Worked overtime at the office?
Overdid it at the gym?
Woke up stiff this morning?
Sore/stiff muscles are normal. One can usually return to normal activities after a day or two of rest. However, if you have recurring muscle pain especially in the neck or back area you may have a trigger point.
What is a Trigger Point?
Trigger points are muscle fibers that can’t relax. One can usually locate them by pressing on the muscle fibers with your fingers as trigger points often feel denser and tighter (or rope-like) compared to the rest of the body. Daniel J. Leizman, MD, a specialist in Cleveland Clinic’s Department of Pain Management, noted that trigger points are predominantly in the trapezius muscle. The trapezius muscle stretches from the base of the skull, down to the middle of the back and to the shoulder. Trigger points in the trapezius muscle are responsible for most tension headaches.

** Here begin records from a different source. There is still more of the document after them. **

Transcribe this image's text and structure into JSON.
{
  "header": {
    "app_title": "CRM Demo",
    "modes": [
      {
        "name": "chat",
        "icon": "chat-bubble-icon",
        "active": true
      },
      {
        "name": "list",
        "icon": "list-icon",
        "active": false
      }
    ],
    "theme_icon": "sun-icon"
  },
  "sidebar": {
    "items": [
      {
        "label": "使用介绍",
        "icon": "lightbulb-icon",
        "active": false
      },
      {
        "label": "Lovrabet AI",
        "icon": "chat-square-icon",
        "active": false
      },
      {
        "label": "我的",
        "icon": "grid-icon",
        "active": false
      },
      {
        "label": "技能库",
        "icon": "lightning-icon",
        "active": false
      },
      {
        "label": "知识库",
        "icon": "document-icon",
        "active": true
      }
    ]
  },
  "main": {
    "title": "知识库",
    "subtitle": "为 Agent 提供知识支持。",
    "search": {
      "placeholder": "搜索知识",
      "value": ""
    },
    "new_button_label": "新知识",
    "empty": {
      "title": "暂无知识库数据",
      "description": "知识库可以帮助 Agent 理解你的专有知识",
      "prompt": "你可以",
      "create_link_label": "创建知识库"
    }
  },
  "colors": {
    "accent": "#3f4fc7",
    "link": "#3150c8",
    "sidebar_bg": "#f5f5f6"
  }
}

Inflammation or injury to any of the 14 nerves or 8 (pairs) of neck joints can cause neck pain. Approximately 70 percent of 65-year-olds may have symptomatic arthritis in one or more joints in their neck.
Did you know? The neck and shoulder are connected by multiple nerve pathways. At times, the brain can’t always trace pain back to the source. Example, a pain in the neck can actually be caused by a trigger point in the shoulder. This is known as referred pain.